### WHAT YOU HAVE TO DO:
When the string "this" occurs in a line of the records, show that line.
▼
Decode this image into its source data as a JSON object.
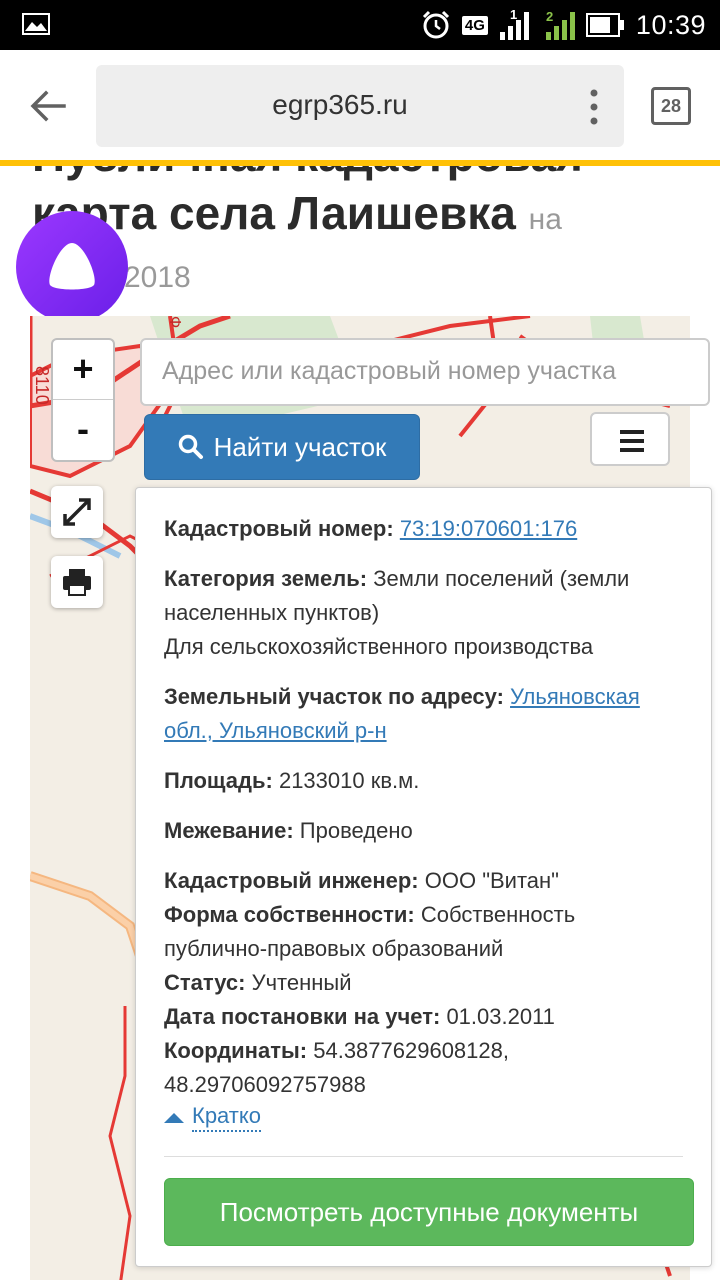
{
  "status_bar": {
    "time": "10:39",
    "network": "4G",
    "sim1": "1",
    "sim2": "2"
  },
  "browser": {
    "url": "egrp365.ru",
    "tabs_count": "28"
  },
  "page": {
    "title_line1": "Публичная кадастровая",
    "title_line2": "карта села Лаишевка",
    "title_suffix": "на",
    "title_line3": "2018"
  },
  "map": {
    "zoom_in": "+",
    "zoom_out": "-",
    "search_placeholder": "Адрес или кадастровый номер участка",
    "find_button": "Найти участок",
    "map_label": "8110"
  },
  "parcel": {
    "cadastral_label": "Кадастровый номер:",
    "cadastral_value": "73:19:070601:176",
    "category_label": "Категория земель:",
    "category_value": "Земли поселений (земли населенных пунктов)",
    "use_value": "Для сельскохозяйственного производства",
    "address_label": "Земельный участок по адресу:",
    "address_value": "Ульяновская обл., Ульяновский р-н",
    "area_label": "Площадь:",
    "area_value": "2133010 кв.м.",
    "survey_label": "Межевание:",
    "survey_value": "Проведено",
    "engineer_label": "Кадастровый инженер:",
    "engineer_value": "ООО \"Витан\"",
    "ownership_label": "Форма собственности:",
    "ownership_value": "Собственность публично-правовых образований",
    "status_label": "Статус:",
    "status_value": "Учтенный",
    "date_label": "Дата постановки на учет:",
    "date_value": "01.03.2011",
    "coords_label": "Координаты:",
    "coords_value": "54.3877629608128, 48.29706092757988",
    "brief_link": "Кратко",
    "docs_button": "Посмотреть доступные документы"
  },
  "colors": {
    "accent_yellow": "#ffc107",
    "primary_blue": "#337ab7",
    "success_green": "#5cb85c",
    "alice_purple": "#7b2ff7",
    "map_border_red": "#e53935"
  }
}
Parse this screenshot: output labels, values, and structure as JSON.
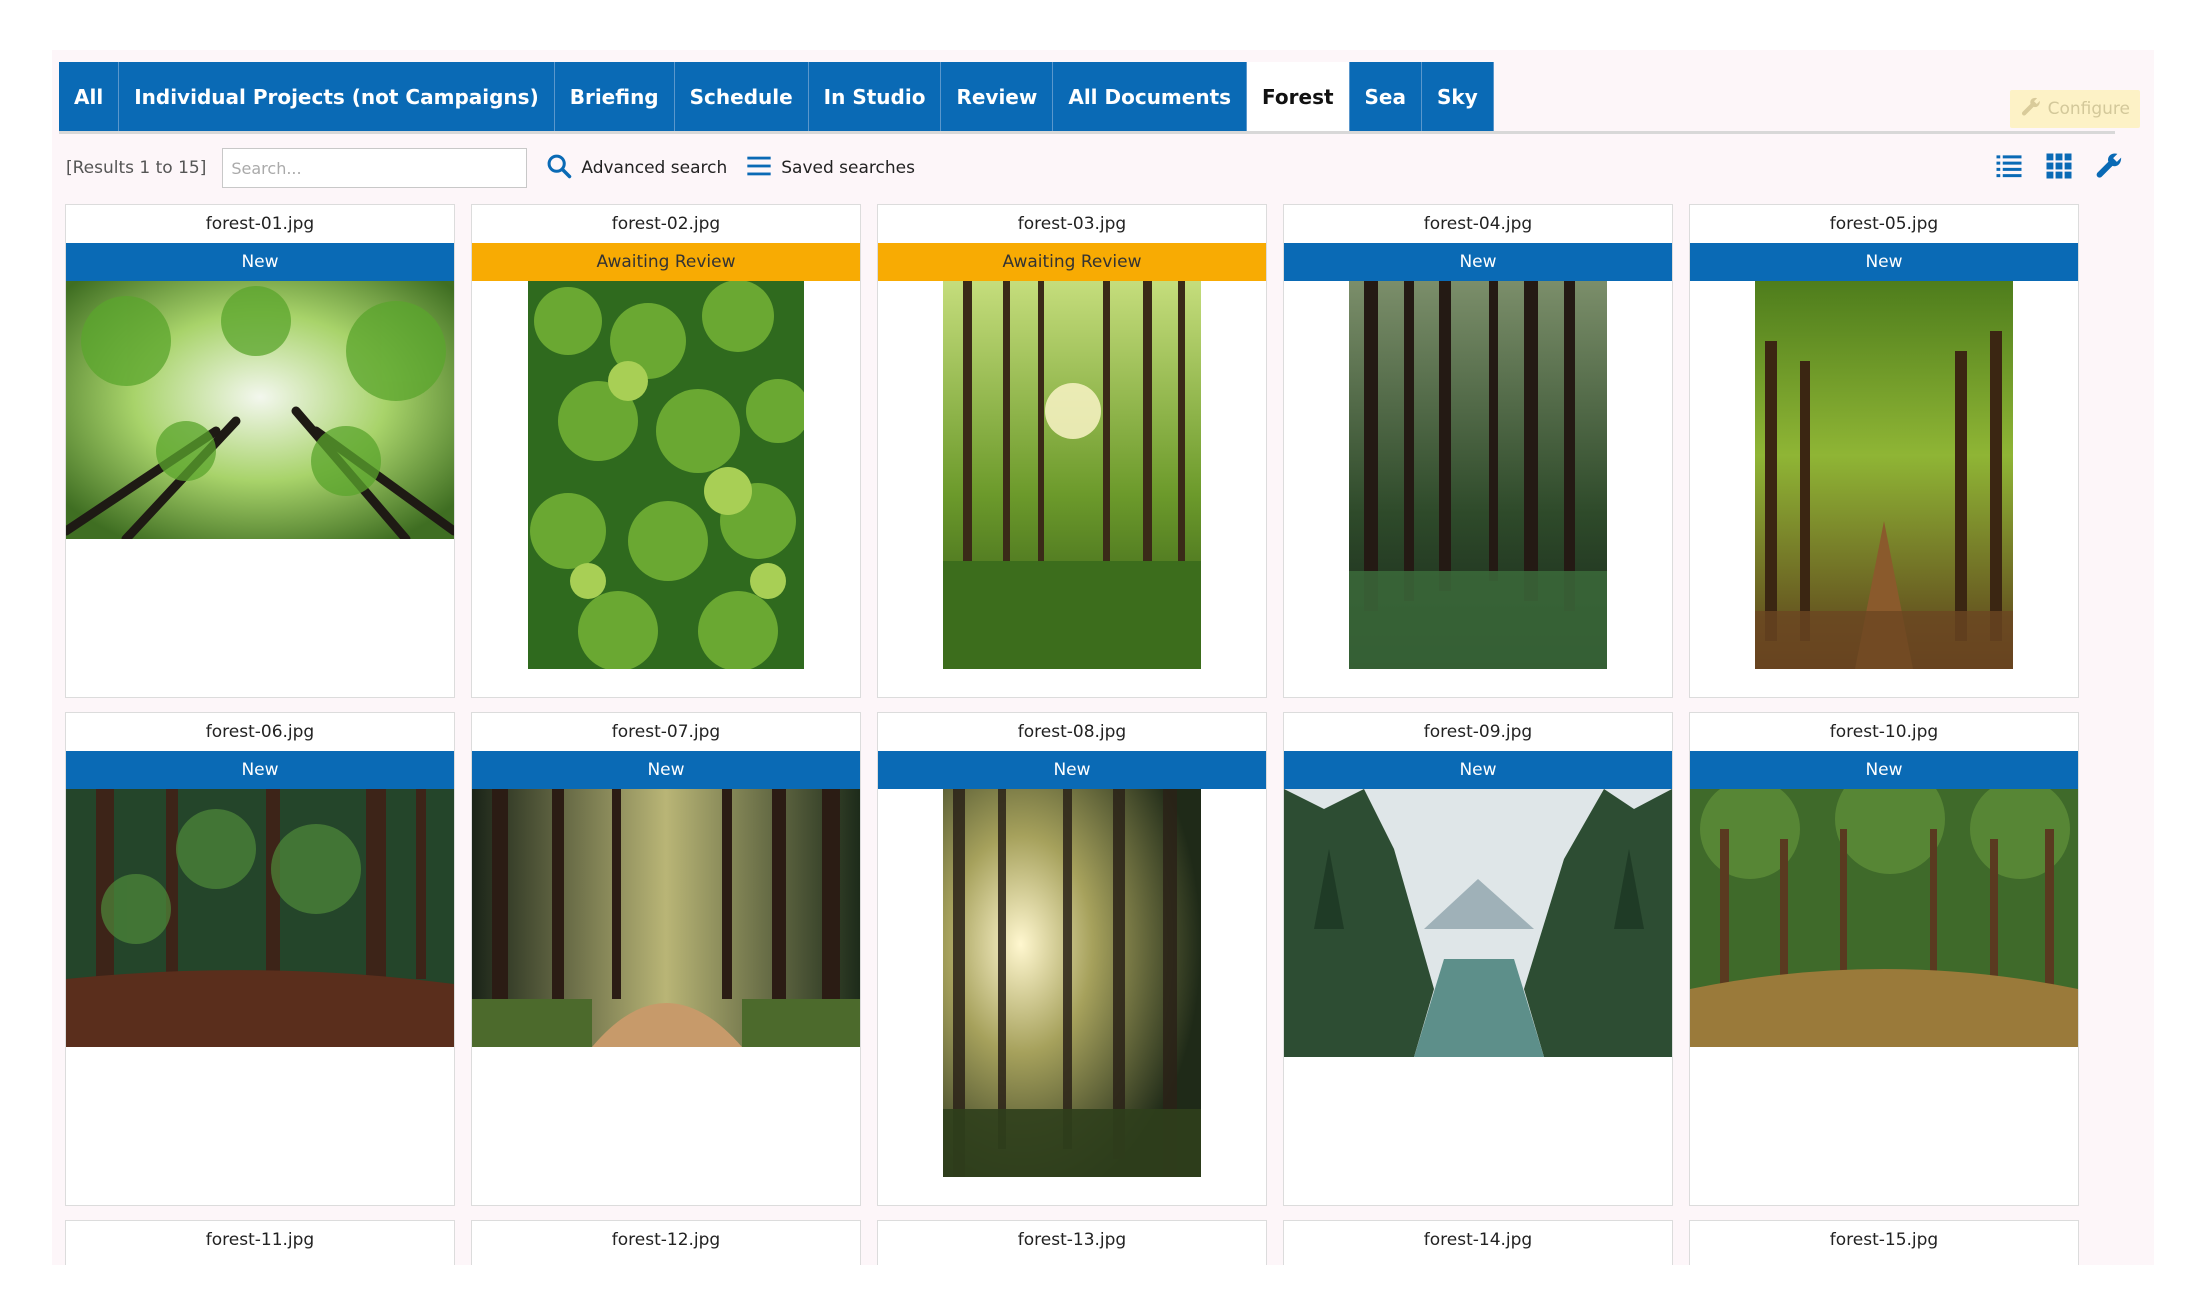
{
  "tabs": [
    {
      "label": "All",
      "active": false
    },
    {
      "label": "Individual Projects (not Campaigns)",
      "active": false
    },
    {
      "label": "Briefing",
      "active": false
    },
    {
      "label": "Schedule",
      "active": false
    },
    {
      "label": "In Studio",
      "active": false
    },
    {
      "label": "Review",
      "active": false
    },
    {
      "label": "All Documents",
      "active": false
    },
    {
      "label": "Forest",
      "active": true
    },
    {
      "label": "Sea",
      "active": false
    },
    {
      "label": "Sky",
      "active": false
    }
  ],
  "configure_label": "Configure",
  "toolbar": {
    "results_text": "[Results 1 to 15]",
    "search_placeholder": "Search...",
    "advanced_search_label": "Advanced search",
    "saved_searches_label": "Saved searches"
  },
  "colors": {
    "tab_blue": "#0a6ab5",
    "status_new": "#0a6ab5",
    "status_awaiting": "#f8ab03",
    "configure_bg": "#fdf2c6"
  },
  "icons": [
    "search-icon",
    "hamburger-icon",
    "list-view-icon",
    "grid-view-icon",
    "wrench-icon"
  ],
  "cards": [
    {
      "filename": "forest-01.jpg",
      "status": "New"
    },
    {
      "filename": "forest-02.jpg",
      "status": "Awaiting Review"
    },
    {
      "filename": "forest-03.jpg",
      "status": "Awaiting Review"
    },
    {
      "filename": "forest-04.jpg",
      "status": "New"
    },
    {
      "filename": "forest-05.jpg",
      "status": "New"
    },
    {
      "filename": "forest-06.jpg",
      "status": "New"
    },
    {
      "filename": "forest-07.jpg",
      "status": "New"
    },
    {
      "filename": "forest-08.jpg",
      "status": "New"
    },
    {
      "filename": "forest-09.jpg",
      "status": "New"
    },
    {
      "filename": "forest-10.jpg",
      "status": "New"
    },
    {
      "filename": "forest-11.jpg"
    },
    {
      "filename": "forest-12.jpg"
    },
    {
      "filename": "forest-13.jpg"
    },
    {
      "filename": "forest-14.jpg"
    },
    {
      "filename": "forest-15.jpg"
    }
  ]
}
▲
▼
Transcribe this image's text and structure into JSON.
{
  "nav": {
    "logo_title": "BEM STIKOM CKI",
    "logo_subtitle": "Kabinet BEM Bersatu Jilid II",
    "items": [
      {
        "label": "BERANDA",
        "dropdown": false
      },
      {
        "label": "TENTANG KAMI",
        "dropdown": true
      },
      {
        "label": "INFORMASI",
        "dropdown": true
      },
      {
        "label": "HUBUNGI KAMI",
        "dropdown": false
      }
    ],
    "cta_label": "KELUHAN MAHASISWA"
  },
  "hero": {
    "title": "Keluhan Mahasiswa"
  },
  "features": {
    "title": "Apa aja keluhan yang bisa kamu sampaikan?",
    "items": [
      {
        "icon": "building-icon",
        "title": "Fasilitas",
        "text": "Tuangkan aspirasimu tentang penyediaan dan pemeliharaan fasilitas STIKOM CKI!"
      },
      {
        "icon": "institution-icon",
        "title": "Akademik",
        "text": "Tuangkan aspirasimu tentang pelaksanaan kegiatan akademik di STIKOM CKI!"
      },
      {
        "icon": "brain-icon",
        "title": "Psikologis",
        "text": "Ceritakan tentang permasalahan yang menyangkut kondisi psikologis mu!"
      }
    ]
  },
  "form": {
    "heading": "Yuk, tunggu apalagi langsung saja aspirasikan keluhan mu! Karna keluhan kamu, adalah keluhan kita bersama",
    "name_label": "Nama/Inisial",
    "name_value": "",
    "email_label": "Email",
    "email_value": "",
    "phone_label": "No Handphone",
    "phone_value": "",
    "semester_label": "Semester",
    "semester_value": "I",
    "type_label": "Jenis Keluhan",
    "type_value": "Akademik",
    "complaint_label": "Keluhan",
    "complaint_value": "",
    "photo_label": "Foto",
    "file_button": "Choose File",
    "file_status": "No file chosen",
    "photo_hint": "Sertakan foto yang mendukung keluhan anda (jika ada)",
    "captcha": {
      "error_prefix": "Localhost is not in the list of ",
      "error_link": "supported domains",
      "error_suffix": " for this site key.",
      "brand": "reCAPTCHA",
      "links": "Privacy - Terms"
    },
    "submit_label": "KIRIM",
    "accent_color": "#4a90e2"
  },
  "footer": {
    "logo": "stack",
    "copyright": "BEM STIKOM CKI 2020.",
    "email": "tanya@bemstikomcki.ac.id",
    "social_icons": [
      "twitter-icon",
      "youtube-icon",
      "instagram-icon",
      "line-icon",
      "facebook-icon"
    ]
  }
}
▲
### OUTPUT BELOW:
Decode this image into its source data as a JSON object.
Parse this screenshot: output labels, values, and structure as JSON.
Transcribe this image's text and structure into JSON.
      "error_suffix": " for this site key.",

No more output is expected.